Your answer should be the complete data, copied exactly.

_Source records_.
* * *
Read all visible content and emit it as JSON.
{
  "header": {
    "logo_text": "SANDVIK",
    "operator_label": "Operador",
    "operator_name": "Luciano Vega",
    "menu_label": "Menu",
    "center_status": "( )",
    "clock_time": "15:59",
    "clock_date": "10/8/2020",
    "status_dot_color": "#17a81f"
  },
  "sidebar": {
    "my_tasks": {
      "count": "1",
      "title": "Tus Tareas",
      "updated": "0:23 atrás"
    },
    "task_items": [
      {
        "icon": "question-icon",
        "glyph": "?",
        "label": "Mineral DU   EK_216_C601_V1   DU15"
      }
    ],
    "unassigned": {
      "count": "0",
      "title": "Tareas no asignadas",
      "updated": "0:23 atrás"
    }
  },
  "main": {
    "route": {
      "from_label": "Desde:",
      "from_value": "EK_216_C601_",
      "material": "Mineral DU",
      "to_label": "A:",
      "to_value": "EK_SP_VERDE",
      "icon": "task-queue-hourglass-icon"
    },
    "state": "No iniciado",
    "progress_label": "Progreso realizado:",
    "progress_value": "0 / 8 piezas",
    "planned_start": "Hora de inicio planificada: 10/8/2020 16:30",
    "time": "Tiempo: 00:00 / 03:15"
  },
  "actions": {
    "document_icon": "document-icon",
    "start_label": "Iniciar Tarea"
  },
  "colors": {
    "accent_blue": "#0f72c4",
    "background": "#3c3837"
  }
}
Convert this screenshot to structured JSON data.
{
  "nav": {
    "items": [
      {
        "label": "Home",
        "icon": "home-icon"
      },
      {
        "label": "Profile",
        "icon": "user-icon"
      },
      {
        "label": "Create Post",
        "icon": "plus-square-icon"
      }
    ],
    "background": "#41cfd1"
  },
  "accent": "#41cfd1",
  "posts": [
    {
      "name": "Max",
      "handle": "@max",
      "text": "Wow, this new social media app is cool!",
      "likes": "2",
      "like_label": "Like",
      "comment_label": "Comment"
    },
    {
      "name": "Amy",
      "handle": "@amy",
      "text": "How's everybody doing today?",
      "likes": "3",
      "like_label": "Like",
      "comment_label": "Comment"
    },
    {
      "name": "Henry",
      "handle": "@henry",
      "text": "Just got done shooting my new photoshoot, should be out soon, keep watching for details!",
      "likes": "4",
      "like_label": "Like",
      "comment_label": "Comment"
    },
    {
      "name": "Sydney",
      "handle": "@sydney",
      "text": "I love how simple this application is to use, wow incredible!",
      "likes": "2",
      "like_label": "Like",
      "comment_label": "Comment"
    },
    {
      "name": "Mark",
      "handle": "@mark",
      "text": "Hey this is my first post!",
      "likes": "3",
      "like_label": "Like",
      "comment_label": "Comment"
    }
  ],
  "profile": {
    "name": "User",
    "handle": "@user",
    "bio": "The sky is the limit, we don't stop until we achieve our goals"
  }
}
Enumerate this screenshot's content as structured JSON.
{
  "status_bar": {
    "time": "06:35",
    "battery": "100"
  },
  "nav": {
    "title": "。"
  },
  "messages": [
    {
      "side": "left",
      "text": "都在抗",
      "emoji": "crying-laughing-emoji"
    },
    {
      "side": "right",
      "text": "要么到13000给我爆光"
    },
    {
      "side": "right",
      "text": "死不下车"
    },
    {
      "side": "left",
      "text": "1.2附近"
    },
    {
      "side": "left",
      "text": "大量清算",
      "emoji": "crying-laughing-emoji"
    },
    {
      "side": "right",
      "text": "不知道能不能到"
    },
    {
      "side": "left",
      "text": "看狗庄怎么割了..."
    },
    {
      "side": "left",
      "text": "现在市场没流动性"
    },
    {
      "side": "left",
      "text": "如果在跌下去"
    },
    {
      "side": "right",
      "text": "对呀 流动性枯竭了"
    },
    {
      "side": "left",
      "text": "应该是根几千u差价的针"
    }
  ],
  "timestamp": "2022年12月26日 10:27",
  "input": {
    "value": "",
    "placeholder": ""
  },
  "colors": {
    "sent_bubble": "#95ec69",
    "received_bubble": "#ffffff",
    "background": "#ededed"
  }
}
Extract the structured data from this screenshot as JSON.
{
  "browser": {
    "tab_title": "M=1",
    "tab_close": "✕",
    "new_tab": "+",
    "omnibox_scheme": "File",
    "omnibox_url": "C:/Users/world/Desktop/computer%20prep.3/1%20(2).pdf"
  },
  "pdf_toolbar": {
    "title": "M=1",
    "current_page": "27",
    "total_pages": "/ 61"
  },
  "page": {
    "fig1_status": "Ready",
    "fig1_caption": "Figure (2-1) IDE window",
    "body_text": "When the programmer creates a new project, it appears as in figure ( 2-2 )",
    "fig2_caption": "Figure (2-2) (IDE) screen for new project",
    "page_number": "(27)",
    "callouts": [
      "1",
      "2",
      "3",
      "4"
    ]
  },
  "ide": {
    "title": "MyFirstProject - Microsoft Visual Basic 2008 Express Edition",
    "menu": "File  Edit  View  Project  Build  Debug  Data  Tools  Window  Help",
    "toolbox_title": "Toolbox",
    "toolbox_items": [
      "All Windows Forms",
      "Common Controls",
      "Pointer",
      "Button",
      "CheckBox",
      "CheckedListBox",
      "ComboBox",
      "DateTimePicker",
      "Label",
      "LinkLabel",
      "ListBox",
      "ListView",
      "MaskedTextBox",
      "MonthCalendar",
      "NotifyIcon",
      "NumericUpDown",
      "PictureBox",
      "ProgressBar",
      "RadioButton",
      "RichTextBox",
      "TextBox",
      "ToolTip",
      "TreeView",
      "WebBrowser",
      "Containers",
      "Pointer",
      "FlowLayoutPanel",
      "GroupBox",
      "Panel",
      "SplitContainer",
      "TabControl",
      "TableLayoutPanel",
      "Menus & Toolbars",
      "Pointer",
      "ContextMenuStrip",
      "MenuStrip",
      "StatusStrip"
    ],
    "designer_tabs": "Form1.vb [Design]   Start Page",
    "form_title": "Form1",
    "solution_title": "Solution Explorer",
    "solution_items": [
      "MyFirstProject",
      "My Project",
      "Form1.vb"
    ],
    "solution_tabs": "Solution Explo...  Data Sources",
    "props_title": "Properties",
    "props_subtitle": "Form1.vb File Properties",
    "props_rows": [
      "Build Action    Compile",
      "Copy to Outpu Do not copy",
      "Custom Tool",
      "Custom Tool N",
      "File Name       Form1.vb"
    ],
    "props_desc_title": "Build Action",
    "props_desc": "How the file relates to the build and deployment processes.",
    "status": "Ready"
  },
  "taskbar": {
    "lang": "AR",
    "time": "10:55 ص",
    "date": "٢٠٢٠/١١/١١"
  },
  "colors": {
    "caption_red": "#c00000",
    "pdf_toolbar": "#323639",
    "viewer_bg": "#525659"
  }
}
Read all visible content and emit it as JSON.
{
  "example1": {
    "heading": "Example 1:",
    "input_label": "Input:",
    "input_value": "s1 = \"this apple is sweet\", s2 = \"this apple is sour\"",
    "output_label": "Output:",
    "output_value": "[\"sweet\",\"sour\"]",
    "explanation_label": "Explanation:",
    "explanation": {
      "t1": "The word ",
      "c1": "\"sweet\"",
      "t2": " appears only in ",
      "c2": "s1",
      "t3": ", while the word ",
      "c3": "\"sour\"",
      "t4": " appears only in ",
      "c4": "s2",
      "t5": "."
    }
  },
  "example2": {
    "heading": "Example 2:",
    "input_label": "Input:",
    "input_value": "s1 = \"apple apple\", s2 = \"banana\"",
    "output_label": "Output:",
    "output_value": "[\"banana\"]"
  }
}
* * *
_Solution for this task_.
Read all visible content and emit it as JSON.
{
  "header": {
    "logo_text": "SANDVIK",
    "operator_label": "Operador",
    "operator_name": "Luciano Vega",
    "menu_label": "Menu",
    "center_status": "( )",
    "clock_time": "15:59",
    "clock_date": "10/8/2020",
    "status_dot_color": "#17a81f"
  },
  "sidebar": {
    "my_tasks": {
      "count": "1",
      "title": "Tus Tareas",
      "updated": "0:23 atrás"
    },
    "task_items": [
      {
        "icon": "question-icon",
        "glyph": "?",
        "label": "Mineral DU   EK_216_C601_V1   DU15"
      }
    ],
    "unassigned": {
      "count": "0",
      "title": "Tareas no asignadas",
      "updated": "0:23 atrás"
    }
  },
  "main": {
    "route": {
      "from_label": "Desde:",
      "from_value": "EK_216_C601_",
      "material": "Mineral DU",
      "to_label": "A:",
      "to_value": "EK_SP_VERDE",
      "icon": "task-queue-hourglass-icon"
    },
    "state": "No iniciado",
    "progress_label": "Progreso realizado:",
    "progress_value": "0 / 8 piezas",
    "planned_start": "Hora de inicio planificada: 10/8/2020 16:30",
    "time": "Tiempo: 00:00 / 03:15"
  },
  "actions": {
    "document_icon": "document-icon",
    "start_label": "Iniciar Tarea"
  },
  "colors": {
    "accent_blue": "#0f72c4",
    "background": "#3c3837"
  }
}
Convert this screenshot to structured JSON data.
{
  "nav": {
    "items": [
      {
        "label": "Home",
        "icon": "home-icon"
      },
      {
        "label": "Profile",
        "icon": "user-icon"
      },
      {
        "label": "Create Post",
        "icon": "plus-square-icon"
      }
    ],
    "background": "#41cfd1"
  },
  "accent": "#41cfd1",
  "posts": [
    {
      "name": "Max",
      "handle": "@max",
      "text": "Wow, this new social media app is cool!",
      "likes": "2",
      "like_label": "Like",
      "comment_label": "Comment"
    },
    {
      "name": "Amy",
      "handle": "@amy",
      "text": "How's everybody doing today?",
      "likes": "3",
      "like_label": "Like",
      "comment_label": "Comment"
    },
    {
      "name": "Henry",
      "handle": "@henry",
      "text": "Just got done shooting my new photoshoot, should be out soon, keep watching for details!",
      "likes": "4",
      "like_label": "Like",
      "comment_label": "Comment"
    },
    {
      "name": "Sydney",
      "handle": "@sydney",
      "text": "I love how simple this application is to use, wow incredible!",
      "likes": "2",
      "like_label": "Like",
      "comment_label": "Comment"
    },
    {
      "name": "Mark",
      "handle": "@mark",
      "text": "Hey this is my first post!",
      "likes": "3",
      "like_label": "Like",
      "comment_label": "Comment"
    }
  ],
  "profile": {
    "name": "User",
    "handle": "@user",
    "bio": "The sky is the limit, we don't stop until we achieve our goals"
  }
}
Enumerate this screenshot's content as structured JSON.
{
  "status_bar": {
    "time": "06:35",
    "battery": "100"
  },
  "nav": {
    "title": "。"
  },
  "messages": [
    {
      "side": "left",
      "text": "都在抗",
      "emoji": "crying-laughing-emoji"
    },
    {
      "side": "right",
      "text": "要么到13000给我爆光"
    },
    {
      "side": "right",
      "text": "死不下车"
    },
    {
      "side": "left",
      "text": "1.2附近"
    },
    {
      "side": "left",
      "text": "大量清算",
      "emoji": "crying-laughing-emoji"
    },
    {
      "side": "right",
      "text": "不知道能不能到"
    },
    {
      "side": "left",
      "text": "看狗庄怎么割了..."
    },
    {
      "side": "left",
      "text": "现在市场没流动性"
    },
    {
      "side": "left",
      "text": "如果在跌下去"
    },
    {
      "side": "right",
      "text": "对呀 流动性枯竭了"
    },
    {
      "side": "left",
      "text": "应该是根几千u差价的针"
    }
  ],
  "timestamp": "2022年12月26日 10:27",
  "input": {
    "value": "",
    "placeholder": ""
  },
  "colors": {
    "sent_bubble": "#95ec69",
    "received_bubble": "#ffffff",
    "background": "#ededed"
  }
}
Extract the structured data from this screenshot as JSON.
{
  "browser": {
    "tab_title": "M=1",
    "tab_close": "✕",
    "new_tab": "+",
    "omnibox_scheme": "File",
    "omnibox_url": "C:/Users/world/Desktop/computer%20prep.3/1%20(2).pdf"
  },
  "pdf_toolbar": {
    "title": "M=1",
    "current_page": "27",
    "total_pages": "/ 61"
  },
  "page": {
    "fig1_status": "Ready",
    "fig1_caption": "Figure (2-1) IDE window",
    "body_text": "When the programmer creates a new project, it appears as in figure ( 2-2 )",
    "fig2_caption": "Figure (2-2) (IDE) screen for new project",
    "page_number": "(27)",
    "callouts": [
      "1",
      "2",
      "3",
      "4"
    ]
  },
  "ide": {
    "title": "MyFirstProject - Microsoft Visual Basic 2008 Express Edition",
    "menu": "File  Edit  View  Project  Build  Debug  Data  Tools  Window  Help",
    "toolbox_title": "Toolbox",
    "toolbox_items": [
      "All Windows Forms",
      "Common Controls",
      "Pointer",
      "Button",
      "CheckBox",
      "CheckedListBox",
      "ComboBox",
      "DateTimePicker",
      "Label",
      "LinkLabel",
      "ListBox",
      "ListView",
      "MaskedTextBox",
      "MonthCalendar",
      "NotifyIcon",
      "NumericUpDown",
      "PictureBox",
      "ProgressBar",
      "RadioButton",
      "RichTextBox",
      "TextBox",
      "ToolTip",
      "TreeView",
      "WebBrowser",
      "Containers",
      "Pointer",
      "FlowLayoutPanel",
      "GroupBox",
      "Panel",
      "SplitContainer",
      "TabControl",
      "TableLayoutPanel",
      "Menus & Toolbars",
      "Pointer",
      "ContextMenuStrip",
      "MenuStrip",
      "StatusStrip"
    ],
    "designer_tabs": "Form1.vb [Design]   Start Page",
    "form_title": "Form1",
    "solution_title": "Solution Explorer",
    "solution_items": [
      "MyFirstProject",
      "My Project",
      "Form1.vb"
    ],
    "solution_tabs": "Solution Explo...  Data Sources",
    "props_title": "Properties",
    "props_subtitle": "Form1.vb File Properties",
    "props_rows": [
      "Build Action    Compile",
      "Copy to Outpu Do not copy",
      "Custom Tool",
      "Custom Tool N",
      "File Name       Form1.vb"
    ],
    "props_desc_title": "Build Action",
    "props_desc": "How the file relates to the build and deployment processes.",
    "status": "Ready"
  },
  "taskbar": {
    "lang": "AR",
    "time": "10:55 ص",
    "date": "٢٠٢٠/١١/١١"
  },
  "colors": {
    "caption_red": "#c00000",
    "pdf_toolbar": "#323639",
    "viewer_bg": "#525659"
  }
}
Read all visible content and emit it as JSON.
{
  "example1": {
    "heading": "Example 1:",
    "input_label": "Input:",
    "input_value": "s1 = \"this apple is sweet\", s2 = \"this apple is sour\"",
    "output_label": "Output:",
    "output_value": "[\"sweet\",\"sour\"]",
    "explanation_label": "Explanation:",
    "explanation": {
      "t1": "The word ",
      "c1": "\"sweet\"",
      "t2": " appears only in ",
      "c2": "s1",
      "t3": ", while the word ",
      "c3": "\"sour\"",
      "t4": " appears only in ",
      "c4": "s2",
      "t5": "."
    }
  },
  "example2": {
    "heading": "Example 2:",
    "input_label": "Input:",
    "input_value": "s1 = \"apple apple\", s2 = \"banana\"",
    "output_label": "Output:",
    "output_value": "[\"banana\"]"
  }
}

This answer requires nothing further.